## The Calculation

Time isn't always the determining factor in an MTTF calculation. Instead, it's a measure of use that's appropriate to the product. Actual hours in operation is suitable for a computer chip or one of the hard drives in a server, while for firearms it might be shots fired and for tires, it's mileage. To arrive at an MTTF, you'd simply test a set number of units for a predetermined time. Multiply the number of units by the time -- or whichever measure you're testing to assess reliability -- to arrive at a number of unit-hours. Divide the unit-hours by the number of failures, and that's your MTTF. If you tested 100 units for 100 hours and saw two failures, you'd have an MTTF of 5,000 hours.

## Use and Limitations

That doesn't mean you'd automatically get 5,000 hours' use -- roughly six months -- out of those components. For one thing, the numbers might vary if you tested a second batch of components. More importantly, the MTTF is a figure that might be skewed sharply by factors such as a high failure rate within the first several hours of operation.
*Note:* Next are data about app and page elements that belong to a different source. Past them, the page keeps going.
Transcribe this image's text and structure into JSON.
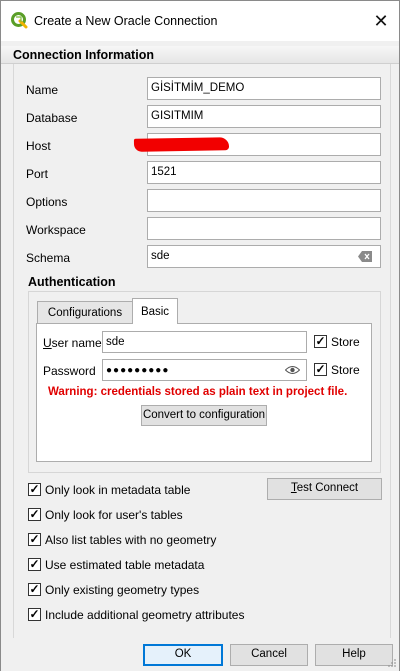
{
  "window": {
    "title": "Create a New Oracle Connection",
    "close_symbol": "✕",
    "app_icon": "qgis-icon"
  },
  "connection": {
    "section_title": "Connection Information",
    "fields": {
      "name": {
        "label": "Name",
        "value": "GİSİTMİM_DEMO"
      },
      "database": {
        "label": "Database",
        "value": "GISITMIM"
      },
      "host": {
        "label": "Host",
        "value": ""
      },
      "port": {
        "label": "Port",
        "value": "1521"
      },
      "options": {
        "label": "Options",
        "value": ""
      },
      "workspace": {
        "label": "Workspace",
        "value": ""
      },
      "schema": {
        "label": "Schema",
        "value": "sde"
      }
    }
  },
  "auth": {
    "title": "Authentication",
    "tabs": [
      {
        "label": "Configurations",
        "active": false
      },
      {
        "label": "Basic",
        "active": true
      }
    ],
    "username": {
      "label_prefix": "U",
      "label_rest": "ser name",
      "value": "sde",
      "store_label": "Store",
      "store_checked": true
    },
    "password": {
      "label": "Password",
      "value": "●●●●●●●●●",
      "store_label": "Store",
      "store_checked": true
    },
    "warning": "Warning: credentials stored as plain text in project file.",
    "convert_button": "Convert to configuration"
  },
  "options": [
    {
      "label": "Only look in metadata table",
      "checked": true
    },
    {
      "label": "Only look for user's tables",
      "checked": true
    },
    {
      "label": "Also list tables with no geometry",
      "checked": true
    },
    {
      "label": "Use estimated table metadata",
      "checked": true
    },
    {
      "label": "Only existing geometry types",
      "checked": true
    },
    {
      "label": "Include additional geometry attributes",
      "checked": true
    }
  ],
  "test_connect": {
    "prefix": "T",
    "rest": "est Connect"
  },
  "dialog_buttons": {
    "ok": "OK",
    "cancel": "Cancel",
    "help": "Help"
  },
  "colors": {
    "warning": "#e00000",
    "redaction": "#f20000",
    "focus": "#0078d7"
  }
}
The MTTF is a useful quick calculation, but more powerful and flexible statistical tools such as the Weibull failure curve provide a better guide to a product's reliability.